Exercising and maintaining an active lifestyle means always wearing the right shoes. Proper footwear is critical to preventing and treating common foot ailments. With such a variety of exercise shoes out there, how do we know what to choose?
Exercise shoes fall into three basic categories: walking, running, and cross-training. Walkers strike the ground with their heel and roll forward to push off their toes. Shoes designed for this movement will be flexible at the forefoot for optimal toe mobility and have moderate to minimal cushioning. The heel of the shoe is not built up so that the foot remains parallel to the ground.
Depending on their stride, runners may strike the ground with their heel or mid-foot and roll in an S pattern to push off their big toe. With each stride, a runner’s feet and ankles must withstand 2 to 4X their bodyweight. For this reason, running shoes have increased cushion in the heel and forefoot. Running shoes also tend to have large mesh panels for breathability.
Cross training shoes are designed for lateral (side to side) movement. Quick turns and sudden direction changes can mean disaster for your ankles if not properly supported. Cross training shoes have little to no bend and should be used primarily for aerobics, weightlifting, kickboxing, and sports like basketball, racquetball, tennis and more.
Using the wrong shoe for any activity can lead to a variety of issues. Lack of cushion on hard surfaces can put you at risk for stress fractures, heel pain, and tendonitis. Lack of arch support can cause put excess strain on the plantar fascia. Wearing the wrong size shoe can squeeze toes together, forming bunions and corns, or backward, creating hammertoes.
No matter what sort of activity you perform, the right shoes are paramount to safety and fun.
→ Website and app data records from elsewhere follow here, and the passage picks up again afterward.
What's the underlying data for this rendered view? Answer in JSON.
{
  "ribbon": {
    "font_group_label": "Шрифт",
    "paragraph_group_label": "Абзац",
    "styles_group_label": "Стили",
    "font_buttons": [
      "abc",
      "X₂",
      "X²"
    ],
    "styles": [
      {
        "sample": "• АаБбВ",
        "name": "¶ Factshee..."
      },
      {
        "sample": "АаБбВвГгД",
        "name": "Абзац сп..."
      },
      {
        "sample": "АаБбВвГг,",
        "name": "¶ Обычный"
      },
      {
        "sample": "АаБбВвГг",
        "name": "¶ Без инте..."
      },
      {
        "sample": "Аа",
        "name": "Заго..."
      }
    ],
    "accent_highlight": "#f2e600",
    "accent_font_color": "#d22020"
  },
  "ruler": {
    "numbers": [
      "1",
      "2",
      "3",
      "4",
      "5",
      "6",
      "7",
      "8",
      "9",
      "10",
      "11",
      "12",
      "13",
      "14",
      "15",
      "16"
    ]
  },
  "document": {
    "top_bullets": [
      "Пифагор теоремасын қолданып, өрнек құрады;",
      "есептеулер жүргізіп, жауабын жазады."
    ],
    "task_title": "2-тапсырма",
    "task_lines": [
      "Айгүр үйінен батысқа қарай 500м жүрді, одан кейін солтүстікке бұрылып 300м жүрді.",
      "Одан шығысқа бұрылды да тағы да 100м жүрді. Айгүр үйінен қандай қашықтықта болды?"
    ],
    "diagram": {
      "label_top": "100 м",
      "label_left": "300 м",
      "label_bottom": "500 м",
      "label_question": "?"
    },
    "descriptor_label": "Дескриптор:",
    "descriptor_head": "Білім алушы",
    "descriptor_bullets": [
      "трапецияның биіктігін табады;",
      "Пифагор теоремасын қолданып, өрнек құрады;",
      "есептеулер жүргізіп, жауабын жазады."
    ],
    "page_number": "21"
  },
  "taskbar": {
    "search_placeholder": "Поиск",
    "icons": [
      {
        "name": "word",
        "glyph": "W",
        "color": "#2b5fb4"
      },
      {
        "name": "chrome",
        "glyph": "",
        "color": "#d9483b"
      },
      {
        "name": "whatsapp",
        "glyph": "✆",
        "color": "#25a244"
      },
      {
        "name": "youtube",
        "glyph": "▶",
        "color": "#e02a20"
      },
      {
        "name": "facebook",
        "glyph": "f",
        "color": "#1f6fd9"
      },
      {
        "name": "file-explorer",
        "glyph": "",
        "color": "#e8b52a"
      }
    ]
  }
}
When trying on exercise shoes, use these handy tips:
- Try on shoes later in the day
- Try them on with the same socks, inserts, or braces that you will wear when exercising
- Get your feet measured every time; they change through the years
- Replace shoes every 300-500 miles (1 or 2x yearly)
- Don’t skimp on price; poor quality shoes will damage feet, necessitating costly treatments
- Bring in your current shoes so the sales associate can find similar models
- Look for shoe features that match the unique needs of your foot (e.g. wide toe box, lateral ankle support)